Facts about Cliff Robertson
Cliff Robertson Biography
Clifford Parker Robertson III was born in California to wealthy parents, who divorced when he was one year old. He was raised by a grandmother and studied journalism briefly at Antioch College in Ohio before serving in the Merchant Marine during World War II.
After the war he studied at the Actors Studio in New York City and began getting work in the theater and on TV dramas. Soon enough he was a lean and handsome young star in movies like Picnic (1956, with William Holden) and The Naked and the Dead (1958, based on the war novel by Norman Mailer).
His big break came when he played Lt. John F. Kennedy in the World War II memoir PT-109. (The film came out in 1963, while Kennedy was president.)
In 1968 Robertson starred in Charly (based on the story Flowers for Algernon by Daniel Keyes), playing a mentally disabled man who is briefly and tragically made super-intelligent by an experimental operation. He won the Academy Award as best actor, but held on to the recalcitrant streak that blocked him from joining the first tier of Hollywood stars.
He was effective as a CIA boss in Three Days of the Condor (1973) and took a memorable turn as Hugh Hefner in the Dorothy Stratten biopic Star 80 (1983).
His 1980s were mostly about TV for Cliff Robertson: he had a recurring role on Falcon Crest and played Henry Ford in the 1987 TV movie Ford: The Man and the Machine. In 2002 he made a comeback of sorts, playing the gentle but doomed Uncle Ben in the movie Spider-Man. Robertson also dabbled in directing, most notably directing himself in the 1972 rodeo film J.W. Coop.
Cliff Robertson was a flying enthusiast and liked to restore planes from World Wars I and II… Robertson was married to Cynthia Stone from 1957 until their divorce in 1960; they had one daughter, Stephanie. Robertson then was married to Dina Merrill from 1966 until their divorce in 1989; they had one daughter, Heather.
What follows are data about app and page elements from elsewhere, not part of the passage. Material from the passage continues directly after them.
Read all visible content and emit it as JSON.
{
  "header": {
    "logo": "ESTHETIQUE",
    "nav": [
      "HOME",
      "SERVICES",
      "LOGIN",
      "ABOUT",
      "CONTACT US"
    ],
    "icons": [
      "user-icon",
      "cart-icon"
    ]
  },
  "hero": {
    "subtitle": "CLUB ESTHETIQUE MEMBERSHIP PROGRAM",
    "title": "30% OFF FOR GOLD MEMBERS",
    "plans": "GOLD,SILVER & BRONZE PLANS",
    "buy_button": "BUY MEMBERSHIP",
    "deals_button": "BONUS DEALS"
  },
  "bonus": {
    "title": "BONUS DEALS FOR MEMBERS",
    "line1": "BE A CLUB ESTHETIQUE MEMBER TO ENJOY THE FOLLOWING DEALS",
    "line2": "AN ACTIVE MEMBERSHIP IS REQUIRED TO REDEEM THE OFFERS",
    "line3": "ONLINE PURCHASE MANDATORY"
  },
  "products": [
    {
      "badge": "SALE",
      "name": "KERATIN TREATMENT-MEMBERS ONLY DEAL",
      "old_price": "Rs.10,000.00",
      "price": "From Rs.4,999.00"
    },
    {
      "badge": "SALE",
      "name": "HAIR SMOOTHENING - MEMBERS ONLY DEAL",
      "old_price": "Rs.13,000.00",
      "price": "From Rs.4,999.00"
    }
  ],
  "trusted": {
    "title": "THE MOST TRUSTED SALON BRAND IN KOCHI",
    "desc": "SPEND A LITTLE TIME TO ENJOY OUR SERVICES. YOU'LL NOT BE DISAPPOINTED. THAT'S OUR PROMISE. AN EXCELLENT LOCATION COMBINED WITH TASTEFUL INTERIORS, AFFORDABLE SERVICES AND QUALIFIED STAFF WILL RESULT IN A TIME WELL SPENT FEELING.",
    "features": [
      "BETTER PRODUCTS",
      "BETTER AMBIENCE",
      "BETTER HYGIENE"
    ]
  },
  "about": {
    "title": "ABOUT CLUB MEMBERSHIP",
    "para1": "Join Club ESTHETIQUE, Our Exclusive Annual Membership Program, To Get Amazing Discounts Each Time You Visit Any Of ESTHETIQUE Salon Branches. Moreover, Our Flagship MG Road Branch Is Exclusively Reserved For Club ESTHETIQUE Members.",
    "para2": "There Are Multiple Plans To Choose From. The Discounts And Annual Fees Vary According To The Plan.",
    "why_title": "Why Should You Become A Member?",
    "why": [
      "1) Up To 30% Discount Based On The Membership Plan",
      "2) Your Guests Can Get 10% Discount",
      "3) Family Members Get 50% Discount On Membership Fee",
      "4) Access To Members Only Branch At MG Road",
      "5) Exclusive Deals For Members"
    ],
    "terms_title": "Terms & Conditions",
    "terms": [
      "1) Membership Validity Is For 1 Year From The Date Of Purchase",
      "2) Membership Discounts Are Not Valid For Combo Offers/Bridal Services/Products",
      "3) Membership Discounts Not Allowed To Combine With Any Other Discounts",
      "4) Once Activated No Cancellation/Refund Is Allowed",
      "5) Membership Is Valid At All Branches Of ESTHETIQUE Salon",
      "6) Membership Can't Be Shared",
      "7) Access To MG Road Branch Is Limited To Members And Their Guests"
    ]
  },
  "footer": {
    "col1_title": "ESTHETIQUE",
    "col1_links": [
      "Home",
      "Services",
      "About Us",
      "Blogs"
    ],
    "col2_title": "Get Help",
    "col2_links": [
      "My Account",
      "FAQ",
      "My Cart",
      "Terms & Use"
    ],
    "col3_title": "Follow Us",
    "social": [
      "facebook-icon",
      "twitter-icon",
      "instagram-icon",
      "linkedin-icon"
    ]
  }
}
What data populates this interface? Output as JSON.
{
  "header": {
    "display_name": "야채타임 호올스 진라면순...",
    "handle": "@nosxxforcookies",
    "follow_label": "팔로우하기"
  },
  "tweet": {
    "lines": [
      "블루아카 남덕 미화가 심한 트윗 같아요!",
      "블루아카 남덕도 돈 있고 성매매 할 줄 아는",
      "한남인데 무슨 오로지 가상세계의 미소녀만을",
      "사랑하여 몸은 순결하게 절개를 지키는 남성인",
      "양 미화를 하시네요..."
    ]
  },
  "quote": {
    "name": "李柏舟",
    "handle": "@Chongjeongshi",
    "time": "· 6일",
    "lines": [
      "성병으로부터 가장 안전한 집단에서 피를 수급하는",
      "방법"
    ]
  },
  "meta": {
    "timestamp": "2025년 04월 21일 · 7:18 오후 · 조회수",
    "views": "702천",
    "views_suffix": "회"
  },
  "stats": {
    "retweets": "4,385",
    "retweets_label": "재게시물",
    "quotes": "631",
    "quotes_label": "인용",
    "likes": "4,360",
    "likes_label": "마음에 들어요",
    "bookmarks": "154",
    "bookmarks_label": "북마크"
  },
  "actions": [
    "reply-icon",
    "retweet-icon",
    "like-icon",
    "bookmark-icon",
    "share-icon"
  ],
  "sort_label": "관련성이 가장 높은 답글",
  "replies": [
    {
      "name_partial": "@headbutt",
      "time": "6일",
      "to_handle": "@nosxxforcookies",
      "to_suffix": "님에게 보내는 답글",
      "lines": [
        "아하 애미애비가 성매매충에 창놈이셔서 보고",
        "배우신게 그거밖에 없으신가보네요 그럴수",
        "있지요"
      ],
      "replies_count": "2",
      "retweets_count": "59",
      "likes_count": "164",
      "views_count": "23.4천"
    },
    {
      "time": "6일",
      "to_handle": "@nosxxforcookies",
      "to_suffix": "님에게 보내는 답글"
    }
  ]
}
Cynthia Stone was the ex-wife of actor Jack Lemmon, and Merrill the wealthy daughter of financier E.F. Hutton and heiress Marjorie Meriweather Post… Cliff Robertson co-starred in Brainstorm, which was Natalie Wood‘s last film… 1969, the year in which Robertson was awarded the Oscar, was also the year that Barbra Streisand and Katharine Hepburn shared the Oscar for best actress… Robertson played the gunfighter-villain Shame on two episodes of the farcical 1960s TV series Batman… He also played The Big Kahuna, the beloved veteran surfer dude, in Gidget (1959).